Get ready. With new consumer regulations in place or on the way, banks will be more aggressive than ever -- in their effort to protect income.
Let's start with the Fed's measure that takes effect this summer. Banks have to get customers to agree to "opt in" to overdraft coverage for their checking accounts. If customers don't agree, they won't be able to overdraft, which means no fee income for the banks. Those who opt in will be "protected" from overdrafting, but there are no limits on the penalty or the number of times it can be imposed.
So, of course, banks want you in their program, and they are coming after you. From the New York Times:
The banks' marketing campaigns range from subtle to alarming. In recent weeks, Chase has tested several direct-mail pitches to see whether an assertive or alluring tone will drive people into a branch to sign up for overdraft coverage. "Watch your mailbox so you can say 'Yes' to continue Chase debit card overdraft coverage," read one note, a toned-down version of an alternate letter warning consumers that their debit card might not cover unexpected emergencies, like a highway tow.
Bank consultants see an opportunity here as well. They're encouraging banks to go with an aggressive opt-in strategy, and here's why:
Depending on your situation and your customer base, this strategy could involve a targeted and multi-channel initiative to encourage customers to opt in. A recent FDIC study indicated that 93 percent of NSF activity is being driven by 14 percent of the accountholders. And an amazing 68 percent is being driven by just five percent of accounts. These consumers average $1,610 in NSF fees annually.
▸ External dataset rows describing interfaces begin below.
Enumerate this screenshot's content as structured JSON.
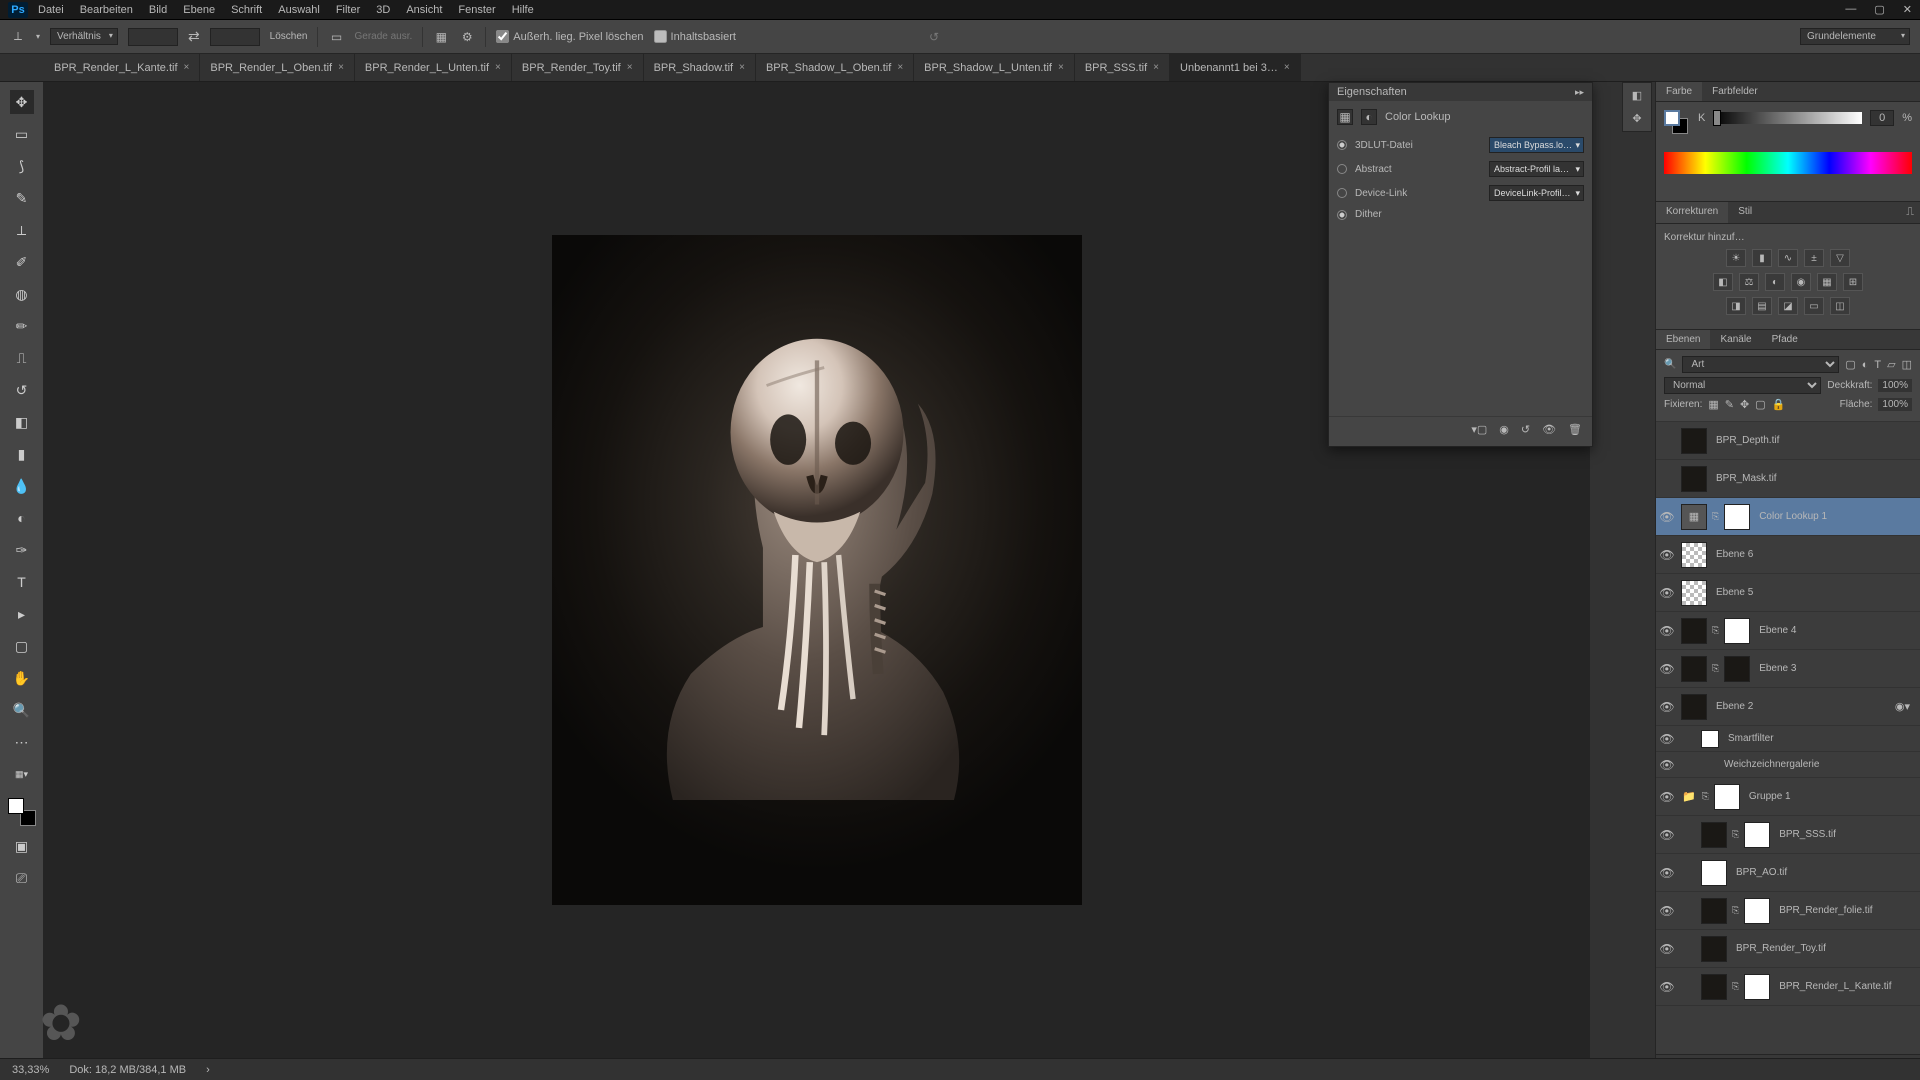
{
  "menu": {
    "items": [
      "Datei",
      "Bearbeiten",
      "Bild",
      "Ebene",
      "Schrift",
      "Auswahl",
      "Filter",
      "3D",
      "Ansicht",
      "Fenster",
      "Hilfe"
    ]
  },
  "optbar": {
    "ratio_label": "Verhältnis",
    "clear": "Löschen",
    "straighten": "Gerade ausr.",
    "delete_cropped": "Außerh. lieg. Pixel löschen",
    "content_aware": "Inhaltsbasiert",
    "workspace": "Grundelemente"
  },
  "tabs": [
    {
      "label": "BPR_Render_L_Kante.tif",
      "active": false
    },
    {
      "label": "BPR_Render_L_Oben.tif",
      "active": false
    },
    {
      "label": "BPR_Render_L_Unten.tif",
      "active": false
    },
    {
      "label": "BPR_Render_Toy.tif",
      "active": false
    },
    {
      "label": "BPR_Shadow.tif",
      "active": false
    },
    {
      "label": "BPR_Shadow_L_Oben.tif",
      "active": false
    },
    {
      "label": "BPR_Shadow_L_Unten.tif",
      "active": false
    },
    {
      "label": "BPR_SSS.tif",
      "active": false
    },
    {
      "label": "Unbenannt1 bei 3…",
      "active": true
    }
  ],
  "properties": {
    "title": "Eigenschaften",
    "subtitle": "Color Lookup",
    "rows": [
      {
        "label": "3DLUT-Datei",
        "value": "Bleach Bypass.lo…",
        "on": true,
        "hl": true
      },
      {
        "label": "Abstract",
        "value": "Abstract-Profil la…",
        "on": false,
        "hl": false
      },
      {
        "label": "Device-Link",
        "value": "DeviceLink-Profil…",
        "on": false,
        "hl": false
      },
      {
        "label": "Dither",
        "value": "",
        "on": true,
        "hl": false
      }
    ]
  },
  "color": {
    "tab1": "Farbe",
    "tab2": "Farbfelder",
    "k": "K",
    "val": "0",
    "pct": "%"
  },
  "corrections": {
    "tab1": "Korrekturen",
    "tab2": "Stil",
    "hint": "Korrektur hinzuf…"
  },
  "layers": {
    "tab1": "Ebenen",
    "tab2": "Kanäle",
    "tab3": "Pfade",
    "filter": "Art",
    "blend": "Normal",
    "opacity_lbl": "Deckkraft:",
    "opacity": "100%",
    "lock_lbl": "Fixieren:",
    "fill_lbl": "Fläche:",
    "fill": "100%",
    "items": [
      {
        "vis": false,
        "name": "BPR_Depth.tif",
        "thumb": "dark",
        "mask": false,
        "indent": 0
      },
      {
        "vis": false,
        "name": "BPR_Mask.tif",
        "thumb": "dark",
        "mask": false,
        "indent": 0
      },
      {
        "vis": true,
        "name": "Color Lookup 1",
        "thumb": "grid",
        "mask": true,
        "sel": true,
        "adj": true,
        "indent": 0
      },
      {
        "vis": true,
        "name": "Ebene 6",
        "thumb": "empty",
        "mask": false,
        "indent": 0
      },
      {
        "vis": true,
        "name": "Ebene 5",
        "thumb": "empty",
        "mask": false,
        "indent": 0
      },
      {
        "vis": true,
        "name": "Ebene 4",
        "thumb": "dark",
        "mask": true,
        "indent": 0
      },
      {
        "vis": true,
        "name": "Ebene 3",
        "thumb": "dark",
        "mask": true,
        "maskdark": true,
        "indent": 0
      },
      {
        "vis": true,
        "name": "Ebene 2",
        "thumb": "dark",
        "mask": false,
        "smart": true,
        "indent": 0
      },
      {
        "vis": true,
        "name": "Smartfilter",
        "thumb": "mask",
        "mask": false,
        "indent": 1,
        "small": true
      },
      {
        "vis": true,
        "name": "Weichzeichnergalerie",
        "thumb": "",
        "mask": false,
        "indent": 2,
        "small": true
      },
      {
        "vis": true,
        "name": "Gruppe 1",
        "thumb": "folder",
        "mask": true,
        "indent": 0
      },
      {
        "vis": true,
        "name": "BPR_SSS.tif",
        "thumb": "dark",
        "mask": true,
        "indent": 1
      },
      {
        "vis": true,
        "name": "BPR_AO.tif",
        "thumb": "mask",
        "mask": false,
        "indent": 1
      },
      {
        "vis": true,
        "name": "BPR_Render_folie.tif",
        "thumb": "dark",
        "mask": true,
        "indent": 1
      },
      {
        "vis": true,
        "name": "BPR_Render_Toy.tif",
        "thumb": "dark",
        "mask": false,
        "indent": 1
      },
      {
        "vis": true,
        "name": "BPR_Render_L_Kante.tif",
        "thumb": "dark",
        "mask": true,
        "indent": 1
      }
    ]
  },
  "status": {
    "zoom": "33,33%",
    "doc": "Dok: 18,2 MB/384,1 MB"
  }
}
In other words, if you have a history of overdrafting, your mailbox will overflow with reminders that you need to opt in. Hell, they might even take you out to dinner.
Meanwhile, the new credit card regulations that took effect yesterday? There are a million different ways around them:
If you don't already hate your credit card company, see how you feel in 20 minutes. Did you finally think you'd caught a break when the government tightened laws to protect consumers? Well, the credit card companies were way ahead of everyone...
Sorry to say, the cat-and-mouse game between consumers and credit card issuers is hardly over. Many of these tricks are still legal and thriving under the new law, along with many more loopholes that banks are eager to test.
It's always the Catch-22 with financial regulation. As well-intentioned as it might be, banks will find ways around it. And whenever the noose tightens on the banks, customers need to be more vigilant than ever to protect themselves.